Fifteen Thousand Mobilized in Rimkieta! Fifteen Thousand!
I recently heard that some African politicians consider bicycles to be a symptom of the continent’s failure to advance. Yet, cities with the highest urban cycling rate are “rather advanced” cities and among the richest in the world. Seven years after the delivery of the first bike for Rimkieta, and having arrived this month to 4,000, I cannot be more proud and grateful. Surely, some 15,000 “Rimkietans” today have a means of transportation.
I must confess that I was somewhat wary of the idea of starting the “Bikes for Rimkieta” project because of how difficult it is to manage anything here in Burkina. But Rimkieta is a neighborhood of long distances and no public transportation, which considerably limits mobility and its development. FAR, whose goal is to develop the best possible living conditions in the neighborhood, had to take it on. We spent months designing the project so as to generate the lightest possible administrative workload. Just imagine what it’s like to deliver between 600 and 700 bikes each year, with their corresponding contracts signed before “moral” (non-economic) guarantors, their monthly payments, their repair control cards to ensure proper maintenance, etc. We always have about 600 bikes active. We had to think very carefully about how to manage this heavy administrative burden: at least 800 operations at Burkina’s pace… Yet it has turned out to be one of the projects whose impact is immediately felt, as well as being profitable at many levels for each of its beneficiaries and their families!
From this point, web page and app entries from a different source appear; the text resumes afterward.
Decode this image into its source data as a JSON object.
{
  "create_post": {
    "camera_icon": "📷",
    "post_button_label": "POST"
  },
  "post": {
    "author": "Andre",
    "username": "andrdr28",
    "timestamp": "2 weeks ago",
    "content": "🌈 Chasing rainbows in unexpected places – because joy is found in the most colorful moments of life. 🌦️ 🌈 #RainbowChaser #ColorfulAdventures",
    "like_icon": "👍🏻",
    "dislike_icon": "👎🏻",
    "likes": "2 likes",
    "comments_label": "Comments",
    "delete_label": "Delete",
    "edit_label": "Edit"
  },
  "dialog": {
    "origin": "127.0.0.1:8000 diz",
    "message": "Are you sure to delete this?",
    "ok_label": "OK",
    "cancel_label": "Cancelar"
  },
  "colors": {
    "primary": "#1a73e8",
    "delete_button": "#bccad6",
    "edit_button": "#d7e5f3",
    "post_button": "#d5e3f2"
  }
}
Behind each of those 4,000 bikes, there is a story of someone whose bike has literally changed his or her life. A child who has traded walking the daily 10km round trip to school -about 4 hours – for pedaling one hour a day. A girl entrusted daily with supplying the family with water, coal, or firewood who can now transport them on a bike. A mother who could not enroll her son in the Maternelle Valencia (FAR’s nursery school) because the distance did not allow her to drop him off and pick him up, yet six years later sees him having reached 3rd grade. A woman who has expanded her small business’ reach by miles. These are just a few examples of the immediate impact and profitability of a bike here in Rimkieta.
During the project’s 7-year lifespan, we have tried to reach the people most in need, and we still have some 500 requests on the waiting list. To this end, each beneficiary of a bicycle – almost all of them women and children – is decided as the result of some research, in order to reach “only” those most in need. One of the decisive questions is the use that will be given to the bike. Once, someone who already had a motorbike to get around asked for a bike for exercise! Of course, I have nothing against that idea: On the contrary – every New Year I resolve to do just that… Still, it is amusing that the applicant requested it for that purpose after we had explained the project’s objectives.
Over these 7 years, we have also adapted to the neighborhood’s evolution. Ouagadougou, the country’s capital, is growing and evolving. Rimkieta, an outlying area of some 30 square kilometers (around a third of Barcelona), is traversed by a pothole-ridden dirt track. When this project began, the few bikes in use were the “queens of the track,” alongside pigs, chickens, goats, lambs and donkey-pulled carts. This track has now become a transit route that serves the motorbikes and cars that access the center of the capital through Rimkieta in addition to the animals, bikes and carts.
Moreover, a bike is the only means of access to the city center, where the streets are paved and there are even some newly placed traffic signals, traffic lights, pedestrian crosswalks and roundabouts. This has required us to add basic road safety training for the cyclists who receive our bikes, so that they are not a danger to themselves or to others. Almost no one from Rimkieta knows what the traffic signs mean or how to circulate in a roundabout.
I’m sure you’ve heard me say more than once that Burkina drains my energy every day, only to give it back to me twofold, and that every day I mentally pack my bags to leave. Writing this story, I have realized that one of the sources of that extra dose of energy, thanks to which I end up unpacking daily, could well be the immediate impact of the bikes. Their direct impact on me is the immense privilege that I have of crossing paths almost daily with one of the beneficiaries of the bikes, coming or going from somewhere, which always makes me smile.
The purpose of this post is to thank, from the bottom of my heart, all those who have made these 4,000 bicycles possible, and to share with you this “energy boost,” in these difficult and uncertain times that we are all living, here and over there.
Barka woussogo la Wend nanim manam sorea giisido COVID baanga pougin! (1)
(1) “Thank you very much and may God’s mercy put an end to COVID” in Mooré, the language of the Moosi, Burkina’s ethnic majority.